== Dataset excerpts ==
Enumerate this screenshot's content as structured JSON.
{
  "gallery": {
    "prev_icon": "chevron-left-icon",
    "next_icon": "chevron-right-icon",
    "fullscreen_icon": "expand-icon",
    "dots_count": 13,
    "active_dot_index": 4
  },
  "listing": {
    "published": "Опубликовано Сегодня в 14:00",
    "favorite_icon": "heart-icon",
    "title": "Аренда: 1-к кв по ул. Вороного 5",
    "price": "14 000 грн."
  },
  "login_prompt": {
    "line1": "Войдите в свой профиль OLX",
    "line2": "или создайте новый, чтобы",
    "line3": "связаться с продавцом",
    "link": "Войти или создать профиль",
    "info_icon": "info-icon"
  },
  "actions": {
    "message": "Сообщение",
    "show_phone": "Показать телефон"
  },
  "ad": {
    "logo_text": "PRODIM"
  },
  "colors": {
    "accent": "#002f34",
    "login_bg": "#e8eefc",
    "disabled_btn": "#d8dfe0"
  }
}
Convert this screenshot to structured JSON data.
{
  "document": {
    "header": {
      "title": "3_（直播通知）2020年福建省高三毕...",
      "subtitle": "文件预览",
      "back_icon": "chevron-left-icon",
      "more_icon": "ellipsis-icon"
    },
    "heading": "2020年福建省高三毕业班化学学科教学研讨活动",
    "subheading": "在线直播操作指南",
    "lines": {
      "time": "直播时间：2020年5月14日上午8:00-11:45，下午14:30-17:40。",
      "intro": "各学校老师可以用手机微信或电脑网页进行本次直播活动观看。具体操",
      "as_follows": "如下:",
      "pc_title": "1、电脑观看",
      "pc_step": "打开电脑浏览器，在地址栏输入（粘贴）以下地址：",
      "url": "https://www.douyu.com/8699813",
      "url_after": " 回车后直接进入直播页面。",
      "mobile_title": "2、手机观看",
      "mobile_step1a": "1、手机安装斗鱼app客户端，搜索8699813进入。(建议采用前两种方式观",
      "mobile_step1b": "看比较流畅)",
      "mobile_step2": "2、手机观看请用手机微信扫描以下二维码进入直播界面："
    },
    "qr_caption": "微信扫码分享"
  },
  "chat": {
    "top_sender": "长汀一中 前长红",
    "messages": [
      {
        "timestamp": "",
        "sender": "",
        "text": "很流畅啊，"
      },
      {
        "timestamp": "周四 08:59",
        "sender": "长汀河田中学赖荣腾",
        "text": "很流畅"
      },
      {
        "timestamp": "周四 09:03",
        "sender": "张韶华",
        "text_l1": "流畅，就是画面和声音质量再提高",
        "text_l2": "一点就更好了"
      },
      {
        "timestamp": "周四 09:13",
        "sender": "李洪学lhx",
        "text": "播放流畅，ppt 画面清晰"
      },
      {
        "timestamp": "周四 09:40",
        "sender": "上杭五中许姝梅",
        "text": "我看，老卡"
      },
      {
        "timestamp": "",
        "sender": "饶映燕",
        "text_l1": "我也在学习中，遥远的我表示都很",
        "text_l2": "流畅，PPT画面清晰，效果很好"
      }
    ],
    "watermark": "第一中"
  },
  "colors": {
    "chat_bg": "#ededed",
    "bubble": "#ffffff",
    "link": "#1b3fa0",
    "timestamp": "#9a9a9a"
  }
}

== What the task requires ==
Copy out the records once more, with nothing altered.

== Response to this exercise ==
Enumerate this screenshot's content as structured JSON.
{
  "gallery": {
    "prev_icon": "chevron-left-icon",
    "next_icon": "chevron-right-icon",
    "fullscreen_icon": "expand-icon",
    "dots_count": 13,
    "active_dot_index": 4
  },
  "listing": {
    "published": "Опубликовано Сегодня в 14:00",
    "favorite_icon": "heart-icon",
    "title": "Аренда: 1-к кв по ул. Вороного 5",
    "price": "14 000 грн."
  },
  "login_prompt": {
    "line1": "Войдите в свой профиль OLX",
    "line2": "или создайте новый, чтобы",
    "line3": "связаться с продавцом",
    "link": "Войти или создать профиль",
    "info_icon": "info-icon"
  },
  "actions": {
    "message": "Сообщение",
    "show_phone": "Показать телефон"
  },
  "ad": {
    "logo_text": "PRODIM"
  },
  "colors": {
    "accent": "#002f34",
    "login_bg": "#e8eefc",
    "disabled_btn": "#d8dfe0"
  }
}
Convert this screenshot to structured JSON data.
{
  "document": {
    "header": {
      "title": "3_（直播通知）2020年福建省高三毕...",
      "subtitle": "文件预览",
      "back_icon": "chevron-left-icon",
      "more_icon": "ellipsis-icon"
    },
    "heading": "2020年福建省高三毕业班化学学科教学研讨活动",
    "subheading": "在线直播操作指南",
    "lines": {
      "time": "直播时间：2020年5月14日上午8:00-11:45，下午14:30-17:40。",
      "intro": "各学校老师可以用手机微信或电脑网页进行本次直播活动观看。具体操",
      "as_follows": "如下:",
      "pc_title": "1、电脑观看",
      "pc_step": "打开电脑浏览器，在地址栏输入（粘贴）以下地址：",
      "url": "https://www.douyu.com/8699813",
      "url_after": " 回车后直接进入直播页面。",
      "mobile_title": "2、手机观看",
      "mobile_step1a": "1、手机安装斗鱼app客户端，搜索8699813进入。(建议采用前两种方式观",
      "mobile_step1b": "看比较流畅)",
      "mobile_step2": "2、手机观看请用手机微信扫描以下二维码进入直播界面："
    },
    "qr_caption": "微信扫码分享"
  },
  "chat": {
    "top_sender": "长汀一中 前长红",
    "messages": [
      {
        "timestamp": "",
        "sender": "",
        "text": "很流畅啊，"
      },
      {
        "timestamp": "周四 08:59",
        "sender": "长汀河田中学赖荣腾",
        "text": "很流畅"
      },
      {
        "timestamp": "周四 09:03",
        "sender": "张韶华",
        "text_l1": "流畅，就是画面和声音质量再提高",
        "text_l2": "一点就更好了"
      },
      {
        "timestamp": "周四 09:13",
        "sender": "李洪学lhx",
        "text": "播放流畅，ppt 画面清晰"
      },
      {
        "timestamp": "周四 09:40",
        "sender": "上杭五中许姝梅",
        "text": "我看，老卡"
      },
      {
        "timestamp": "",
        "sender": "饶映燕",
        "text_l1": "我也在学习中，遥远的我表示都很",
        "text_l2": "流畅，PPT画面清晰，效果很好"
      }
    ],
    "watermark": "第一中"
  },
  "colors": {
    "chat_bg": "#ededed",
    "bubble": "#ffffff",
    "link": "#1b3fa0",
    "timestamp": "#9a9a9a"
  }
}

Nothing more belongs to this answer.